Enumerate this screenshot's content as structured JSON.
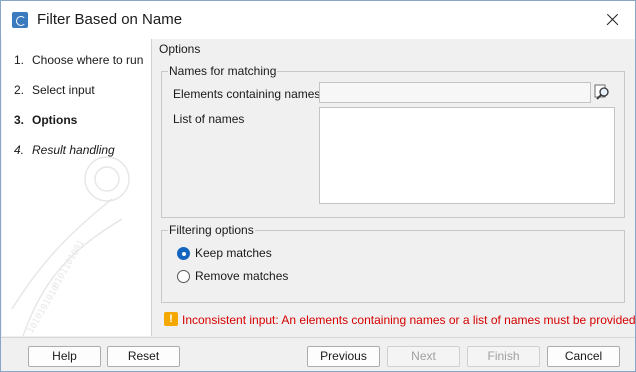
{
  "window": {
    "title": "Filter Based on Name",
    "app_icon": "clc-workbench-icon",
    "close_icon": "close-icon"
  },
  "steps": [
    {
      "number": "1.",
      "label": "Choose where to run",
      "state": "done"
    },
    {
      "number": "2.",
      "label": "Select input",
      "state": "done"
    },
    {
      "number": "3.",
      "label": "Options",
      "state": "active"
    },
    {
      "number": "4.",
      "label": "Result handling",
      "state": "future"
    }
  ],
  "options": {
    "section_title": "Options",
    "names_group": {
      "legend": "Names for matching",
      "elements_label": "Elements containing names",
      "elements_value": "",
      "list_label": "List of names",
      "list_value": "",
      "browse_icon": "browse-magnifier-icon"
    },
    "filtering_group": {
      "legend": "Filtering options",
      "keep_label": "Keep matches",
      "remove_label": "Remove matches",
      "selected": "keep"
    },
    "warning": {
      "icon": "warning-icon",
      "text": "Inconsistent input: An elements containing names or a list of names must be provided",
      "color": "#d60000"
    }
  },
  "buttons": {
    "help": "Help",
    "reset": "Reset",
    "previous": "Previous",
    "next": "Next",
    "finish": "Finish",
    "cancel": "Cancel"
  },
  "colors": {
    "accent": "#1565c0",
    "warning": "#f5a800"
  }
}
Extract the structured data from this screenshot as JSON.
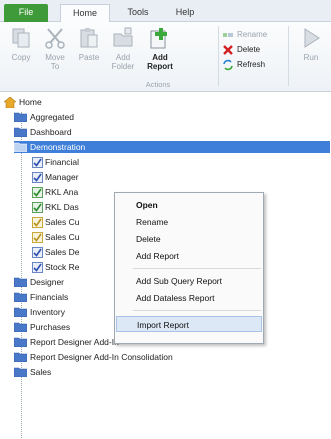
{
  "tabs": {
    "file": "File",
    "home": "Home",
    "tools": "Tools",
    "help": "Help"
  },
  "ribbon": {
    "copy": "Copy",
    "move_to": "Move\nTo",
    "paste": "Paste",
    "add_folder": "Add\nFolder",
    "add_report": "Add\nReport",
    "rename": "Rename",
    "delete": "Delete",
    "refresh": "Refresh",
    "run": "Run",
    "group_actions": "Actions"
  },
  "tree": {
    "root": "Home",
    "items": [
      "Aggregated",
      "Dashboard",
      "Demonstration",
      "Financial",
      "Manager",
      "RKL Ana",
      "RKL Das",
      "Sales Cu",
      "Sales Cu",
      "Sales De",
      "Stock Re",
      "Designer",
      "Financials",
      "Inventory",
      "Purchases",
      "Report Designer Add-In",
      "Report Designer Add-In Consolidation",
      "Sales"
    ]
  },
  "context_menu": {
    "items": [
      "Open",
      "Rename",
      "Delete",
      "Add Report",
      "Add Sub Query Report",
      "Add Dataless Report",
      "Import Report"
    ]
  },
  "colors": {
    "file_tab": "#3f9b3a",
    "selection": "#3f7fd9",
    "folder": "#4a78c8",
    "menu_hover": "#dde8f6"
  }
}
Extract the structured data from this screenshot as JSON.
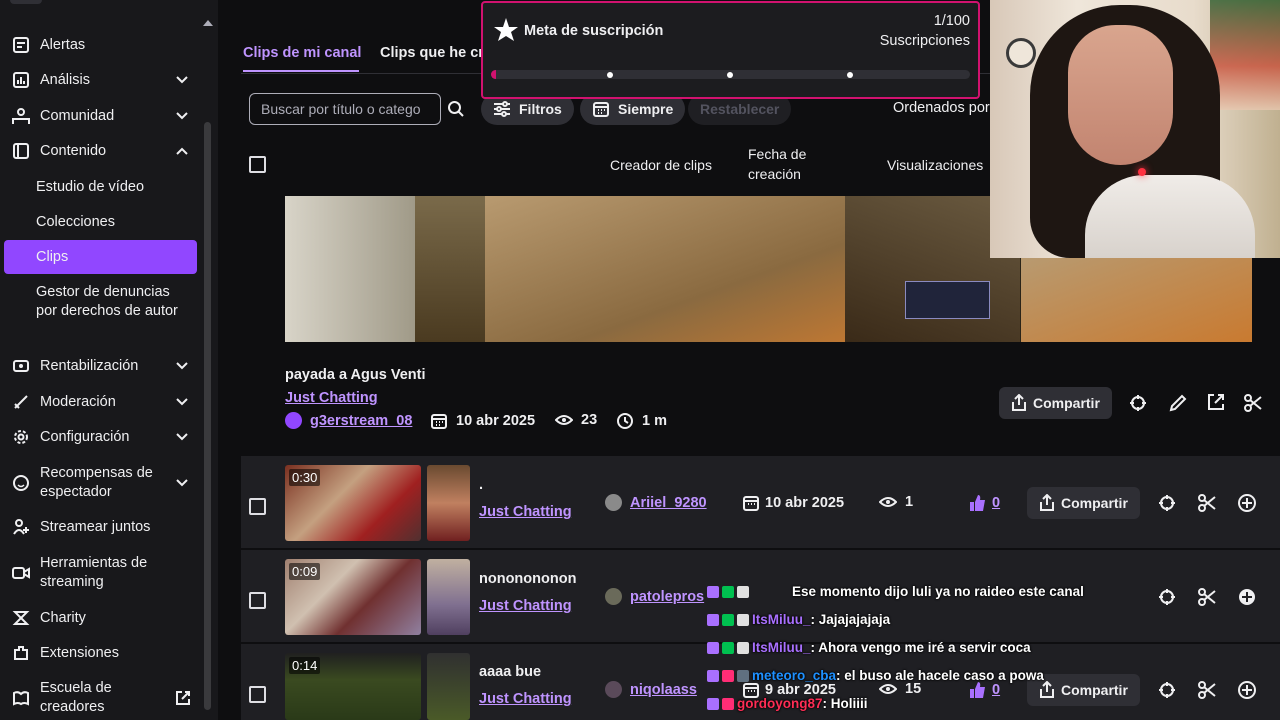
{
  "sidebar": {
    "items": [
      {
        "label": "Alertas"
      },
      {
        "label": "Análisis"
      },
      {
        "label": "Comunidad"
      },
      {
        "label": "Contenido"
      },
      {
        "label": "Rentabilización"
      },
      {
        "label": "Moderación"
      },
      {
        "label": "Configuración"
      },
      {
        "label": "Recompensas de espectador"
      },
      {
        "label": "Streamear juntos"
      },
      {
        "label": "Herramientas de streaming"
      },
      {
        "label": "Charity"
      },
      {
        "label": "Extensiones"
      },
      {
        "label": "Escuela de creadores"
      }
    ],
    "sub_items": [
      {
        "label": "Estudio de vídeo"
      },
      {
        "label": "Colecciones"
      },
      {
        "label": "Clips"
      },
      {
        "label": "Gestor de denuncias por derechos de autor"
      }
    ]
  },
  "tabs": [
    {
      "label": "Clips de mi canal"
    },
    {
      "label": "Clips que he cr"
    }
  ],
  "toolbar": {
    "search_placeholder": "Buscar por título o catego",
    "filters_label": "Filtros",
    "date_label": "Siempre",
    "reset_label": "Restablecer",
    "sort_label": "Ordenados por"
  },
  "table_headers": {
    "creator": "Creador de clips",
    "date": "Fecha de creación",
    "views": "Visualizaciones"
  },
  "featured_clip": {
    "title": "payada a Agus Venti",
    "category": "Just Chatting",
    "creator": "g3erstream_08",
    "date": "10 abr 2025",
    "views": "23",
    "duration": "1 m",
    "share_label": "Compartir"
  },
  "clips": [
    {
      "duration": "0:30",
      "title": ".",
      "category": "Just Chatting",
      "creator": "Ariiel_9280",
      "date": "10 abr 2025",
      "views": "1",
      "likes": "0",
      "share_label": "Compartir"
    },
    {
      "duration": "0:09",
      "title": "nononononon",
      "category": "Just Chatting",
      "creator": "patolepros",
      "date": "",
      "views": "",
      "likes": "",
      "share_label": ""
    },
    {
      "duration": "0:14",
      "title": "aaaa bue",
      "category": "Just Chatting",
      "creator": "niqolaass",
      "date": "9 abr 2025",
      "views": "15",
      "likes": "0",
      "share_label": "Compartir"
    }
  ],
  "overlay": {
    "goal_title": "Meta de suscripción",
    "goal_count": "1/100",
    "goal_unit": "Suscripciones",
    "goal_progress": 0.01,
    "chat": [
      {
        "user": "",
        "message": "Ese momento dijo luli ya no raideo este canal",
        "color": "#bf94ff"
      },
      {
        "user": "ItsMiluu_",
        "message": ": Jajajajajaja",
        "color": "#a970ff"
      },
      {
        "user": "ItsMiluu_",
        "message": ": Ahora vengo me iré a servir coca",
        "color": "#a970ff"
      },
      {
        "user": "meteoro_cba",
        "message": ": el buso ale hacele caso a powa",
        "color": "#1e90ff"
      },
      {
        "user": "gordoyong87",
        "message": ": Holiiii",
        "color": "#ff2d55"
      }
    ]
  },
  "colors": {
    "accent": "#9147ff",
    "link": "#bf94ff",
    "goal_border": "#d1126f"
  }
}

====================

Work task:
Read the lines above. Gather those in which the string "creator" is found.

Answer for this exercise:
    "creator": "Creador de clips",
    "creator": "g3erstream_08",
      "creator": "Ariiel_9280",
      "creator": "patolepros",
      "creator": "niqolaass",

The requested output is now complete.